*** Block opens ***
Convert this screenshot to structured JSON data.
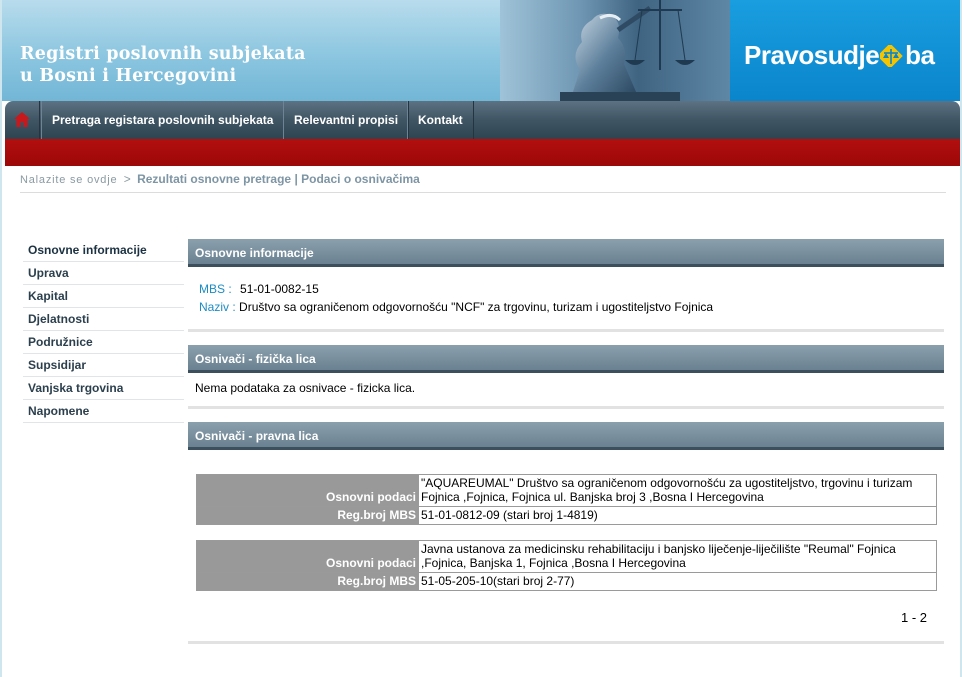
{
  "header": {
    "title_line1": "Registri poslovnih subjekata",
    "title_line2": "u Bosni i Hercegovini",
    "logo_left": "Pravosudje",
    "logo_right": "ba"
  },
  "nav": {
    "items": [
      {
        "label": "Pretraga registara poslovnih subjekata"
      },
      {
        "label": "Relevantni propisi"
      },
      {
        "label": "Kontakt"
      }
    ]
  },
  "breadcrumb": {
    "prefix": "Nalazite se ovdje",
    "separator": ">",
    "current": "Rezultati osnovne pretrage | Podaci o osnivačima"
  },
  "sidebar": {
    "items": [
      {
        "label": "Osnovne informacije"
      },
      {
        "label": "Uprava"
      },
      {
        "label": "Kapital"
      },
      {
        "label": "Djelatnosti"
      },
      {
        "label": "Podružnice"
      },
      {
        "label": "Supsidijar"
      },
      {
        "label": "Vanjska trgovina"
      },
      {
        "label": "Napomene"
      }
    ]
  },
  "basic_info": {
    "heading": "Osnovne informacije",
    "mbs_label": "MBS :",
    "mbs_value": "51-01-0082-15",
    "name_label": "Naziv :",
    "name_value": "Društvo sa ograničenom odgovornošću \"NCF\" za trgovinu, turizam i ugostiteljstvo Fojnica"
  },
  "natural_persons": {
    "heading": "Osnivači - fizička lica",
    "empty_text": "Nema podataka za osnivace - fizicka lica."
  },
  "legal_persons": {
    "heading": "Osnivači - pravna lica",
    "basic_label": "Osnovni podaci",
    "reg_label": "Reg.broj MBS",
    "rows": [
      {
        "basic_line1": "\"AQUAREUMAL\" Društvo sa ograničenom odgovornošću za ugostiteljstvo, trgovinu i turizam",
        "basic_line2": "Fojnica ,Fojnica, Fojnica ul. Banjska broj 3 ,Bosna I Hercegovina",
        "reg": "51-01-0812-09 (stari broj 1-4819)"
      },
      {
        "basic_line1": "Javna ustanova za medicinsku rehabilitaciju i banjsko liječenje-liječilište \"Reumal\" Fojnica",
        "basic_line2": ",Fojnica, Banjska 1, Fojnica ,Bosna I Hercegovina",
        "reg": "51-05-205-10(stari broj 2-77)"
      }
    ],
    "pager": "1 - 2"
  },
  "colors": {
    "nav_dark": "#3f5564",
    "red_bar": "#9c0707",
    "section_head": "#7a909f",
    "label_blue": "#1c8cc4",
    "table_label_bg": "#999999",
    "logo_blue": "#0a85cc"
  }
}
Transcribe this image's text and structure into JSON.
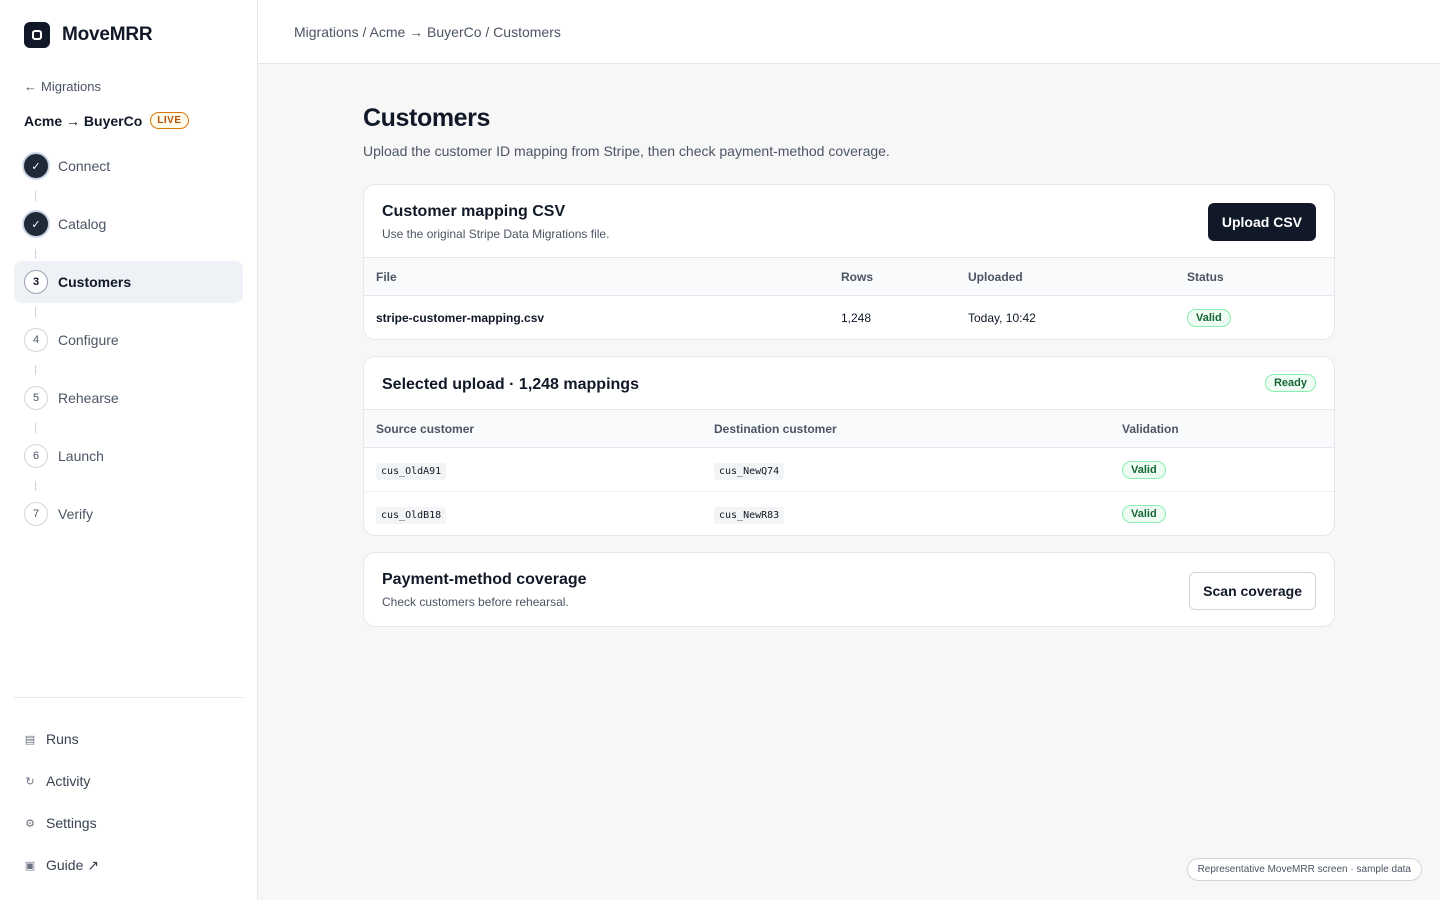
{
  "app": {
    "name": "MoveMRR"
  },
  "sidebar": {
    "back_label": "Migrations",
    "back_arrow": "←",
    "migration_name": "Acme → BuyerCo",
    "migration_status": "LIVE",
    "steps": [
      {
        "label": "Connect",
        "marker": "✓",
        "state": "done"
      },
      {
        "label": "Catalog",
        "marker": "✓",
        "state": "done"
      },
      {
        "label": "Customers",
        "marker": "3",
        "state": "current"
      },
      {
        "label": "Configure",
        "marker": "4",
        "state": "todo"
      },
      {
        "label": "Rehearse",
        "marker": "5",
        "state": "todo"
      },
      {
        "label": "Launch",
        "marker": "6",
        "state": "todo"
      },
      {
        "label": "Verify",
        "marker": "7",
        "state": "todo"
      }
    ],
    "bottom_nav": [
      {
        "label": "Runs",
        "icon": "list-icon",
        "glyph": "▤"
      },
      {
        "label": "Activity",
        "icon": "refresh-icon",
        "glyph": "↻"
      },
      {
        "label": "Settings",
        "icon": "gear-icon",
        "glyph": "⚙"
      },
      {
        "label": "Guide ↗",
        "icon": "book-icon",
        "glyph": "▣"
      }
    ]
  },
  "topbar": {
    "breadcrumb": "Migrations / Acme → BuyerCo / Customers"
  },
  "page": {
    "title": "Customers",
    "subtitle": "Upload the customer ID mapping from Stripe, then check payment-method coverage."
  },
  "mapping_card": {
    "title": "Customer mapping CSV",
    "description": "Use the original Stripe Data Migrations file.",
    "button": "Upload CSV",
    "columns": [
      "File",
      "Rows",
      "Uploaded",
      "Status"
    ],
    "rows": [
      {
        "file": "stripe-customer-mapping.csv",
        "rows": "1,248",
        "uploaded": "Today, 10:42",
        "status": "Valid"
      }
    ]
  },
  "selected_card": {
    "title": "Selected upload · 1,248 mappings",
    "badge": "Ready",
    "columns": [
      "Source customer",
      "Destination customer",
      "Validation"
    ],
    "rows": [
      {
        "source": "cus_OldA91",
        "destination": "cus_NewQ74",
        "validation": "Valid"
      },
      {
        "source": "cus_OldB18",
        "destination": "cus_NewR83",
        "validation": "Valid"
      }
    ]
  },
  "coverage_card": {
    "title": "Payment-method coverage",
    "description": "Check customers before rehearsal.",
    "button": "Scan coverage"
  },
  "footer_note": "Representative MoveMRR screen · sample data",
  "colors": {
    "accent": "#111827",
    "valid": "#166534",
    "live": "#b45309"
  }
}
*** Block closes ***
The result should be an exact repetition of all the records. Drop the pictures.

Convert this screenshot to structured JSON data.
{
  "header": {
    "title_line1": "Registri poslovnih subjekata",
    "title_line2": "u Bosni i Hercegovini",
    "logo_left": "Pravosudje",
    "logo_right": "ba"
  },
  "nav": {
    "items": [
      {
        "label": "Pretraga registara poslovnih subjekata"
      },
      {
        "label": "Relevantni propisi"
      },
      {
        "label": "Kontakt"
      }
    ]
  },
  "breadcrumb": {
    "prefix": "Nalazite se ovdje",
    "separator": ">",
    "current": "Rezultati osnovne pretrage | Podaci o osnivačima"
  },
  "sidebar": {
    "items": [
      {
        "label": "Osnovne informacije"
      },
      {
        "label": "Uprava"
      },
      {
        "label": "Kapital"
      },
      {
        "label": "Djelatnosti"
      },
      {
        "label": "Podružnice"
      },
      {
        "label": "Supsidijar"
      },
      {
        "label": "Vanjska trgovina"
      },
      {
        "label": "Napomene"
      }
    ]
  },
  "basic_info": {
    "heading": "Osnovne informacije",
    "mbs_label": "MBS :",
    "mbs_value": "51-01-0082-15",
    "name_label": "Naziv :",
    "name_value": "Društvo sa ograničenom odgovornošću \"NCF\" za trgovinu, turizam i ugostiteljstvo Fojnica"
  },
  "natural_persons": {
    "heading": "Osnivači - fizička lica",
    "empty_text": "Nema podataka za osnivace - fizicka lica."
  },
  "legal_persons": {
    "heading": "Osnivači - pravna lica",
    "basic_label": "Osnovni podaci",
    "reg_label": "Reg.broj MBS",
    "rows": [
      {
        "basic_line1": "\"AQUAREUMAL\" Društvo sa ograničenom odgovornošću za ugostiteljstvo, trgovinu i turizam",
        "basic_line2": "Fojnica ,Fojnica, Fojnica ul. Banjska broj 3 ,Bosna I Hercegovina",
        "reg": "51-01-0812-09 (stari broj 1-4819)"
      },
      {
        "basic_line1": "Javna ustanova za medicinsku rehabilitaciju i banjsko liječenje-liječilište \"Reumal\" Fojnica",
        "basic_line2": ",Fojnica, Banjska 1, Fojnica ,Bosna I Hercegovina",
        "reg": "51-05-205-10(stari broj 2-77)"
      }
    ],
    "pager": "1 - 2"
  },
  "colors": {
    "nav_dark": "#3f5564",
    "red_bar": "#9c0707",
    "section_head": "#7a909f",
    "label_blue": "#1c8cc4",
    "table_label_bg": "#999999",
    "logo_blue": "#0a85cc"
  }
}
Transcribe this image's text and structure into JSON.
{
  "app": {
    "name": "MoveMRR"
  },
  "sidebar": {
    "back_label": "Migrations",
    "back_arrow": "←",
    "migration_name": "Acme → BuyerCo",
    "migration_status": "LIVE",
    "steps": [
      {
        "label": "Connect",
        "marker": "✓",
        "state": "done"
      },
      {
        "label": "Catalog",
        "marker": "✓",
        "state": "done"
      },
      {
        "label": "Customers",
        "marker": "3",
        "state": "current"
      },
      {
        "label": "Configure",
        "marker": "4",
        "state": "todo"
      },
      {
        "label": "Rehearse",
        "marker": "5",
        "state": "todo"
      },
      {
        "label": "Launch",
        "marker": "6",
        "state": "todo"
      },
      {
        "label": "Verify",
        "marker": "7",
        "state": "todo"
      }
    ],
    "bottom_nav": [
      {
        "label": "Runs",
        "icon": "list-icon",
        "glyph": "▤"
      },
      {
        "label": "Activity",
        "icon": "refresh-icon",
        "glyph": "↻"
      },
      {
        "label": "Settings",
        "icon": "gear-icon",
        "glyph": "⚙"
      },
      {
        "label": "Guide ↗",
        "icon": "book-icon",
        "glyph": "▣"
      }
    ]
  },
  "topbar": {
    "breadcrumb": "Migrations / Acme → BuyerCo / Customers"
  },
  "page": {
    "title": "Customers",
    "subtitle": "Upload the customer ID mapping from Stripe, then check payment-method coverage."
  },
  "mapping_card": {
    "title": "Customer mapping CSV",
    "description": "Use the original Stripe Data Migrations file.",
    "button": "Upload CSV",
    "columns": [
      "File",
      "Rows",
      "Uploaded",
      "Status"
    ],
    "rows": [
      {
        "file": "stripe-customer-mapping.csv",
        "rows": "1,248",
        "uploaded": "Today, 10:42",
        "status": "Valid"
      }
    ]
  },
  "selected_card": {
    "title": "Selected upload · 1,248 mappings",
    "badge": "Ready",
    "columns": [
      "Source customer",
      "Destination customer",
      "Validation"
    ],
    "rows": [
      {
        "source": "cus_OldA91",
        "destination": "cus_NewQ74",
        "validation": "Valid"
      },
      {
        "source": "cus_OldB18",
        "destination": "cus_NewR83",
        "validation": "Valid"
      }
    ]
  },
  "coverage_card": {
    "title": "Payment-method coverage",
    "description": "Check customers before rehearsal.",
    "button": "Scan coverage"
  },
  "footer_note": "Representative MoveMRR screen · sample data",
  "colors": {
    "accent": "#111827",
    "valid": "#166534",
    "live": "#b45309"
  }
}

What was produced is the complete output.